91% of people trust influencers more than traditional advertising. Influence marketing, a rapidly developing channel? Yes, but it’s a channel which can be difficult to manage. Understandably so: 9 times out of 10, the suggested partnership doesn’t suit the influencer.
When it comes to recruiting an influencer, it’s not a good idea to improvise. After all, you don’t underestimate the effort required when it comes to recruiting colleagues, so don’t underestimate the recruitment process for influencers. You need to follow a methodical process to get it right. That’s why we’ve summarised all the best practices for you so that you can recruit influencers who best suit your brand.
Know where you need to look and who you need to talk to
With a traditional marketing strategy, you need to know what to say, how to say it and to whom. It’s exactly the same when it comes to influencers. Before wasting time contacting all the biggest stars on Instagram and YouTube, take the time to consolidate your approach.
- Buyer persona: work out your influencer’s profile. Who is he/she, what’s his her/style, messages, content, and positioning? What should the partnership be like, ideally, both in terms of form and content? In socio-demographic terms, who should your influencers be to ensure that your message is shared and communicated properly? These questions will have radically different answers, depending on your area of focus (B2B or B2C).
- Audience matching: you need to ensure that the audience your influencer will be addressing is relevant to your target audience. This matching depends on the influencer’s content and style; consistency is key. You’re not going to ask a YouTuber who produces tech content to share your message about a cruise to the Bahamas or a new moisturizer, for example. Your message must remain totally consistent so that if the content weren’t sponsored, no-one would be surprised by the choice of subject.
Focus on diversity to reduce risks
As with any strategy, diversity helps to minimize risks, streamline messages and ensure they are well communicated to different communities. In general, there are three main profiles when it comes to influence marketing:
- The influencer: an opinion leader who talks about things which interest him/her. He/she may be paid to test, promote or talk about a product or a service. He/she has a wide-ranging and open editorial approach, aimed at the general public.
- The micro-influencer: an influencer who focuses on more of a niche market. He/she is more selective than an influencer, choosing quality over quantity. He/she tends to focus solely on premium content.
- The ambassador: a power user who is strongly linked to a brand and has significant personal branding. He/she is a satisfied customer, a “fanboy” or “fangirl” who promotes a brand which is important to him/her. His/her content is specific, more technical and includes more in-depth analysis.

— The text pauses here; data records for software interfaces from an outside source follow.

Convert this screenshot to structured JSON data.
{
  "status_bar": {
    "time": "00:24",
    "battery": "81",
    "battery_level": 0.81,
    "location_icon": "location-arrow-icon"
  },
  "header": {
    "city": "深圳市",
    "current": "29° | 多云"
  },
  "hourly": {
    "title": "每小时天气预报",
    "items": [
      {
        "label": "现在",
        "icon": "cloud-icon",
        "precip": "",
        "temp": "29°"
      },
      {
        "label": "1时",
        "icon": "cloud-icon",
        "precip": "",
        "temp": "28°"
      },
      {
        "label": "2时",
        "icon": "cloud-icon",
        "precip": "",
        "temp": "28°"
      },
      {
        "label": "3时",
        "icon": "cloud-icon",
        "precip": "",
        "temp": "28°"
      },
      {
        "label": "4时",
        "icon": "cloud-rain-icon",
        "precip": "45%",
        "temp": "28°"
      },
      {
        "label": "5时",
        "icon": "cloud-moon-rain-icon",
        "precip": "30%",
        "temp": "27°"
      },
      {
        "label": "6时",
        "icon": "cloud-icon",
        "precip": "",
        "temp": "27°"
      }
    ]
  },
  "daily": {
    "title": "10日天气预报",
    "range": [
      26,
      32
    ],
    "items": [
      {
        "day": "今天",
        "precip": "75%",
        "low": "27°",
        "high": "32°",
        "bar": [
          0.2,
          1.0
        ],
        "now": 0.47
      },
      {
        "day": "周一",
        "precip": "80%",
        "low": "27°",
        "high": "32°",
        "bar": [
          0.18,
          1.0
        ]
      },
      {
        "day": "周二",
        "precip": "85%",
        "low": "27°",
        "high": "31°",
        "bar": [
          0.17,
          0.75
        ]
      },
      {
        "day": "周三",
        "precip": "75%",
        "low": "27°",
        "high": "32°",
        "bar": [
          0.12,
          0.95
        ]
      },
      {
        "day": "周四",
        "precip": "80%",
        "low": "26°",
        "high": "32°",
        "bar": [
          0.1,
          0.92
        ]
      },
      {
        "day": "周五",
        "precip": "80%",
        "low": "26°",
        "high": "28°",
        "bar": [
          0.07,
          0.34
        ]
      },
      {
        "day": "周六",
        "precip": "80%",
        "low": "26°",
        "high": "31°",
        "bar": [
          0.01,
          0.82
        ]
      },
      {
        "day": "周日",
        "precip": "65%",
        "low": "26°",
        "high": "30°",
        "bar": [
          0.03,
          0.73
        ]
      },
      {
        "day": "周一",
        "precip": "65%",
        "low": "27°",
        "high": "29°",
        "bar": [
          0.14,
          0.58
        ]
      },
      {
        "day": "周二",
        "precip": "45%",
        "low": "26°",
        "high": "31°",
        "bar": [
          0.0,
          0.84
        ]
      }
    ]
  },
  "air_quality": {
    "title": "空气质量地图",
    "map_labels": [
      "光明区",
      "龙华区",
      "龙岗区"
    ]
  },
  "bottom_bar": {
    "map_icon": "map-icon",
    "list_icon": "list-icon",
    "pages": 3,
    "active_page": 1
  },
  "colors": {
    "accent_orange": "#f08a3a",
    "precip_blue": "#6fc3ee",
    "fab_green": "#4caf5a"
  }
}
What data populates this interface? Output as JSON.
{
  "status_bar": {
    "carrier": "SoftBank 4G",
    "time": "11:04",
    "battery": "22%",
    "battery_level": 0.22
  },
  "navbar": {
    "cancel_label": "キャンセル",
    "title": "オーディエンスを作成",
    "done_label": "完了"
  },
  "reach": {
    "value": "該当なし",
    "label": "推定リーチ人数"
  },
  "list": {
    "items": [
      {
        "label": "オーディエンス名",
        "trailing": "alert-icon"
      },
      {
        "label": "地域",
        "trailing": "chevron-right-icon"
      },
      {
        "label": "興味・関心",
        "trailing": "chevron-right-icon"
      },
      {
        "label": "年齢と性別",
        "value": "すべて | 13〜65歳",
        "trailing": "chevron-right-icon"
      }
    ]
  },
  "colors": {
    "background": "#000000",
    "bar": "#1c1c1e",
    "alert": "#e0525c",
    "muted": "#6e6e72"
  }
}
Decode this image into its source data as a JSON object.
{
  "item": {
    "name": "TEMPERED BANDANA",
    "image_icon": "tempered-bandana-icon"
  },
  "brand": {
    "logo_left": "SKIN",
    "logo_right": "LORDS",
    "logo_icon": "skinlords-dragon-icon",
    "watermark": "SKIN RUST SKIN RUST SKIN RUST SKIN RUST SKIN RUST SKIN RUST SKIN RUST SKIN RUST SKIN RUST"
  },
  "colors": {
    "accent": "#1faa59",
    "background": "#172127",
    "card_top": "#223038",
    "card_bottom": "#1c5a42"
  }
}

You need to know about these different classifications because of each category’s content, tone, style and way of communicating very significantly.
The second step in your research process: spend some time conducting relevant competitive intelligence. Are your competitors working with influencers, micro-influencers, and ambassadors? Who are they? What content do they produce? Not only can this give you ideas but, it’s also a way to avoid collaborating too quickly with the same influencers as your competitors. Your message could be confused and misunderstood.
Lastly, vary your chosen social media: don’t just use Facebook and Instagram. Look at Twitter, LinkedIn, YouTube and even Pinterest too. Depending on your target and your personas, it’s important to prioritize when it comes to social media – but don’t put all your eggs in the same basket.
Establishing the right KPIs to choose influencers
Although KPIs are often chosen ahead of a campaign, you can use them when it comes to choosing an influencer. This is a way to use the main principles of credit management to score potential candidates. Here are a few examples:
- His/her e-reputation: what’s being said about him/her? How is the influencer perceived within his/her community? Have there ever been any incidents or inappropriate content? Take the time to do some research into the influencer’s history, public statements, and positions.
- Levels of engagement: to what extent does content from the influencer lead to interactions? Does he/she spark conversations? Is he/she involved in community conversations? How many comments, shares, retweets, etc. does he/she have? ? Decide which of these areas of focus are most important to you. An influencer who constantly and half-heartedly shares promotional content won’t have much impact.
- The quality of shared content: spelling mistakes, tone, style, personality, editorial approach – is the influencer in sync with your brand’s DNA? Does he/she share your values? Influence isn’t just about being seen; you want to generate positive sentiment through trusted communications which will turn your messages into real drivers in terms of marketing.
From a few hundred euros to several thousand euros per campaign or publication, influence marketing is a structured world. A world with its own norms and codes which can be particularly potent for companies which know what to do – especially if they work with an agency or a partner which specializes in this kind of marketing.